Count the lines below that contain the word "JSON". Give only the number.

*** Opening of THE DATA ***

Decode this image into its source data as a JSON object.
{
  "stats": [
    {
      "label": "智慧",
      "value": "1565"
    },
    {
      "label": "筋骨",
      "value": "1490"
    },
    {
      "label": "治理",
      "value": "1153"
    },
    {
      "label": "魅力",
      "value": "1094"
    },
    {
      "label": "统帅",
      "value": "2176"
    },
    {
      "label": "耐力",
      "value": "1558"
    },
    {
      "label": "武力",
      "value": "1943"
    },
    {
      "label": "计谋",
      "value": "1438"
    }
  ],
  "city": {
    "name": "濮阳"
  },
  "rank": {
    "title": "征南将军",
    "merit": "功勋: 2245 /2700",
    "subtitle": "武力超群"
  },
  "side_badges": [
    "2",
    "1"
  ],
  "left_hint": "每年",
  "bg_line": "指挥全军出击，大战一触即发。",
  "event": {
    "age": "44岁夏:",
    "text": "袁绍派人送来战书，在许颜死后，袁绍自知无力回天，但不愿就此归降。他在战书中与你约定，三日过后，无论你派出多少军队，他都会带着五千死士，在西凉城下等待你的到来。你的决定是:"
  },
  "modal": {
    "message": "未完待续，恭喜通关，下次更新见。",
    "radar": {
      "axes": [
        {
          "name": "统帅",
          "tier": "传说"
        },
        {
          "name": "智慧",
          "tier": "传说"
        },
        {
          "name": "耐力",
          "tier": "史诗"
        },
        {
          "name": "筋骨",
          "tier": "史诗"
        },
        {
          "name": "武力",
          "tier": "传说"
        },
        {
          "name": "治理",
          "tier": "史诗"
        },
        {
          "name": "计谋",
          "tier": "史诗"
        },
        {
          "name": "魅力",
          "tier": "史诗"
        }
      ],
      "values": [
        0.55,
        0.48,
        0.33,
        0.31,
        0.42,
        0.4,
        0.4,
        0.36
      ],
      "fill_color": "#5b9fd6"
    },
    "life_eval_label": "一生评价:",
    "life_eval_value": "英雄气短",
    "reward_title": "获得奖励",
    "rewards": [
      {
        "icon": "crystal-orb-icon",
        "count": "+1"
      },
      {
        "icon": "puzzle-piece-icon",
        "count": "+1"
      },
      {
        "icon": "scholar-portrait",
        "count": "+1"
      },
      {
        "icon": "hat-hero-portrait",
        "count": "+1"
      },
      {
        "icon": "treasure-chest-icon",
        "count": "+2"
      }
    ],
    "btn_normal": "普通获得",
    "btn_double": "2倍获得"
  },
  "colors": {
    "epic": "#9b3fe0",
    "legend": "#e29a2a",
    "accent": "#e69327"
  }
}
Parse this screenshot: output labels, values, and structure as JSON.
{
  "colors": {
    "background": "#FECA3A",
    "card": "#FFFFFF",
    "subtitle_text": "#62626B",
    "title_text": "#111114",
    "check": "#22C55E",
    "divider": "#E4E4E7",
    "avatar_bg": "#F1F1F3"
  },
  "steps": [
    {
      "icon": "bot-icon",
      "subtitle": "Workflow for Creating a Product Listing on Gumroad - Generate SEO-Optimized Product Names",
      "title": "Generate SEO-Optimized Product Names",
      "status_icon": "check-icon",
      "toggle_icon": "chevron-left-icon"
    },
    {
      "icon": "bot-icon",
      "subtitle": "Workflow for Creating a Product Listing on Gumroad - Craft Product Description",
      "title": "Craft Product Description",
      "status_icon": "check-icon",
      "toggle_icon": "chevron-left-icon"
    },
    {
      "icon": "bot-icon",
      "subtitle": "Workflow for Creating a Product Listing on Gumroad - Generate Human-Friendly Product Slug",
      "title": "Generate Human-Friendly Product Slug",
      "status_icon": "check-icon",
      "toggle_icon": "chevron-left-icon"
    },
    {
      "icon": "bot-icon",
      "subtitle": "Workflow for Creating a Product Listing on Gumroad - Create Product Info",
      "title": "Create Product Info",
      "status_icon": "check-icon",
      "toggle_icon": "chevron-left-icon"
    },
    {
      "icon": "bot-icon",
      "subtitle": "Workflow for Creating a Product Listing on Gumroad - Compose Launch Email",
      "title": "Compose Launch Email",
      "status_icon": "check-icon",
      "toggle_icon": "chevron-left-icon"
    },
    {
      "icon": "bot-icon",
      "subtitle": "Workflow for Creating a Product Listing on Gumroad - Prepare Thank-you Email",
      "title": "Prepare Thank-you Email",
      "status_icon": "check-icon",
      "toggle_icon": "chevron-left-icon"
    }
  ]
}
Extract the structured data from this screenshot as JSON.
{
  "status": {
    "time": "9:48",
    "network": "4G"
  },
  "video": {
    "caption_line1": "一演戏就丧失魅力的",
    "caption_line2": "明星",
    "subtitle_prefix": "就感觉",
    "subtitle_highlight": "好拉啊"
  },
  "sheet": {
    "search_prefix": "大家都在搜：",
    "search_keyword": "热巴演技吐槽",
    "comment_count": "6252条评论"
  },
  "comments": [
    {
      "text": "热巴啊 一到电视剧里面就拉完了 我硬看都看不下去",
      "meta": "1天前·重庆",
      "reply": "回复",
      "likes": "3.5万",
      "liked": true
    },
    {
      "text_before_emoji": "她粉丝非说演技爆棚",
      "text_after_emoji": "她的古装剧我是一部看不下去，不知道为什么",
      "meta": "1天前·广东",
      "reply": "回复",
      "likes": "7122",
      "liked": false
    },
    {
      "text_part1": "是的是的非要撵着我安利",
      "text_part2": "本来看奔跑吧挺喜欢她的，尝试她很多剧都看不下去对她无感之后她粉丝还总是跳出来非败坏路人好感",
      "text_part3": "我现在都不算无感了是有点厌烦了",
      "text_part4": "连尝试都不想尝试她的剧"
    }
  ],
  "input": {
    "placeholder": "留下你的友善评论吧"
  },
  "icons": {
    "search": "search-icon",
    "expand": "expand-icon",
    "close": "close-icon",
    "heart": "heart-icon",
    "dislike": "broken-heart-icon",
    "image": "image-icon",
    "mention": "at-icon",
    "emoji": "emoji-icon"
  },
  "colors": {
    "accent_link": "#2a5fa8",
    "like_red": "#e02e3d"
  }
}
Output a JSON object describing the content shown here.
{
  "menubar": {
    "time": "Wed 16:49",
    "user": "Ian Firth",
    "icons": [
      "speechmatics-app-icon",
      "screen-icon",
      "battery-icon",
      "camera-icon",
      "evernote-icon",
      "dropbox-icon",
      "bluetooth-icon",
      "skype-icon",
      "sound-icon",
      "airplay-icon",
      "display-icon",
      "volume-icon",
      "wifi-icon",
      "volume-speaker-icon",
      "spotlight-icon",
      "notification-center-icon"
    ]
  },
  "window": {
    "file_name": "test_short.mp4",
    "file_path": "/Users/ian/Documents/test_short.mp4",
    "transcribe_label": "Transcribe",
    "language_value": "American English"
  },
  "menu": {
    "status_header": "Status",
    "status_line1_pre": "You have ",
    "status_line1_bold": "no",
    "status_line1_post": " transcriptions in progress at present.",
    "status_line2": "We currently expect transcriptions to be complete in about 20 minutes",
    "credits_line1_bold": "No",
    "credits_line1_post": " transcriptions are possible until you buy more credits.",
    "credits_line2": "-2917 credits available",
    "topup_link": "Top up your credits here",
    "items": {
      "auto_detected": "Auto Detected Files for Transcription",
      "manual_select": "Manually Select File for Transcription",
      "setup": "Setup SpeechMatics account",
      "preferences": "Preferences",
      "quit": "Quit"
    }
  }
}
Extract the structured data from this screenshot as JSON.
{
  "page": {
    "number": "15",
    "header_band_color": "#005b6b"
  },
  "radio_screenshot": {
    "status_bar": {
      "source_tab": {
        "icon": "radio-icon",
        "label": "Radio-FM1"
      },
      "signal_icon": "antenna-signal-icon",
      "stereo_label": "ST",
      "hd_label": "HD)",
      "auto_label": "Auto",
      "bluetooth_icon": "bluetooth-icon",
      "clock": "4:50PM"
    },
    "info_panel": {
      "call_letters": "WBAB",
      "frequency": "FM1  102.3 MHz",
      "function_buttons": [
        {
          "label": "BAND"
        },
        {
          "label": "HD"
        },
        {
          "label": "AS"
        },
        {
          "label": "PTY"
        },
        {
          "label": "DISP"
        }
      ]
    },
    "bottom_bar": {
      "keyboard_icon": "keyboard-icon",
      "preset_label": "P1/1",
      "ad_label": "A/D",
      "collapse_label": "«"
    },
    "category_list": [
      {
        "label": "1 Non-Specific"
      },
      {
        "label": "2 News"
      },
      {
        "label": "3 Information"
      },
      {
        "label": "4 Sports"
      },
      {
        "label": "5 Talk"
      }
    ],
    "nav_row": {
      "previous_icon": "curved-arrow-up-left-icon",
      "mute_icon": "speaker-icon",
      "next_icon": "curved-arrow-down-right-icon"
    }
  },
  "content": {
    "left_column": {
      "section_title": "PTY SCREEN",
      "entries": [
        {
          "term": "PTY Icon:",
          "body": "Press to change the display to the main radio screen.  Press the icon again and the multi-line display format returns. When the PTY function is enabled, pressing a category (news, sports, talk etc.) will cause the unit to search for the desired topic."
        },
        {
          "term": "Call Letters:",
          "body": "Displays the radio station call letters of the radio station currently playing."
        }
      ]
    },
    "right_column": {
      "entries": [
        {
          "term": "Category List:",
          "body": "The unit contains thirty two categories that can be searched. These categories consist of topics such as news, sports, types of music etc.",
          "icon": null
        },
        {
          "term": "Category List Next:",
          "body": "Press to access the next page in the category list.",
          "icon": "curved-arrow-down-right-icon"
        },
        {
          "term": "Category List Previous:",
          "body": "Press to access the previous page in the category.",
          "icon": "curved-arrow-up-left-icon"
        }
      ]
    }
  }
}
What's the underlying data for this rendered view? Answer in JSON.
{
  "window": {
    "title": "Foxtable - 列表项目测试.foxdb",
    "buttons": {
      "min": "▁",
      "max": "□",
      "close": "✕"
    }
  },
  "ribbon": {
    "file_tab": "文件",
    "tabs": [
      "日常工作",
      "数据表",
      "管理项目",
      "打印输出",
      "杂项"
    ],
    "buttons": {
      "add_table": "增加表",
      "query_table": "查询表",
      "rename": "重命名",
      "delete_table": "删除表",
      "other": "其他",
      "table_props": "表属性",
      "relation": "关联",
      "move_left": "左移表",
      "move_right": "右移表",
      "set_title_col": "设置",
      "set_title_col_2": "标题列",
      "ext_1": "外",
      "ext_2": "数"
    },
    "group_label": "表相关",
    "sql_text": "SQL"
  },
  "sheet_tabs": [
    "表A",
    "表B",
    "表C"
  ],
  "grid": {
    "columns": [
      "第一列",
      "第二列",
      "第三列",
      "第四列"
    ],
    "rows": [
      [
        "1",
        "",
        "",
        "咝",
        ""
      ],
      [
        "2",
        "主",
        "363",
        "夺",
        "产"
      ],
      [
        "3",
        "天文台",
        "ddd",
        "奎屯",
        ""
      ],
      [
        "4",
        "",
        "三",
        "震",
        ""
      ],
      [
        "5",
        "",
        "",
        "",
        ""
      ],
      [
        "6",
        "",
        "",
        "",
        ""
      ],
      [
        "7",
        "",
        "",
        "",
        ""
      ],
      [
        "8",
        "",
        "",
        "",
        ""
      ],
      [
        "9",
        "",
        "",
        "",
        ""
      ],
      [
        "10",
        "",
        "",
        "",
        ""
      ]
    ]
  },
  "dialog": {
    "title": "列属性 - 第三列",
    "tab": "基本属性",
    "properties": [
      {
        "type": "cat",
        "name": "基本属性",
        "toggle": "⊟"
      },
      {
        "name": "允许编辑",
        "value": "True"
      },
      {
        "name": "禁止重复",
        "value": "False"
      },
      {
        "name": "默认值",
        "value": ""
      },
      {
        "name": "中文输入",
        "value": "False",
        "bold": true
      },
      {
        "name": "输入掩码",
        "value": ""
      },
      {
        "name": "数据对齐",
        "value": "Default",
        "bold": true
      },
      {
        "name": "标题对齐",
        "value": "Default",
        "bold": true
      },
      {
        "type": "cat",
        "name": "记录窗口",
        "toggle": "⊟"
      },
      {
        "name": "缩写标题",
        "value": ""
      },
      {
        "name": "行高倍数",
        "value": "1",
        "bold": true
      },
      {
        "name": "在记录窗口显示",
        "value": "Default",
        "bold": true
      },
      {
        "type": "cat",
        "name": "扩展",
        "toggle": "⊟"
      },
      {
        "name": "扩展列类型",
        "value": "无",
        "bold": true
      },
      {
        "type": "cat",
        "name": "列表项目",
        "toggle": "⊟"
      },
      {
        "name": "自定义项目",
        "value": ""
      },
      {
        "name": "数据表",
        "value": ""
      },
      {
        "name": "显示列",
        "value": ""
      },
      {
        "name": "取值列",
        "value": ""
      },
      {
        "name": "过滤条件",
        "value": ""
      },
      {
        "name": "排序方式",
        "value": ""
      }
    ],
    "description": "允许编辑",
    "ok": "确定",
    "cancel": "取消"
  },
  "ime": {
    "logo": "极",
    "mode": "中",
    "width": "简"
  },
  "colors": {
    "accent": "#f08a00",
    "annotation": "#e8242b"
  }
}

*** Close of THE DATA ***

| RESPONSE TO THE EXERCISE |
6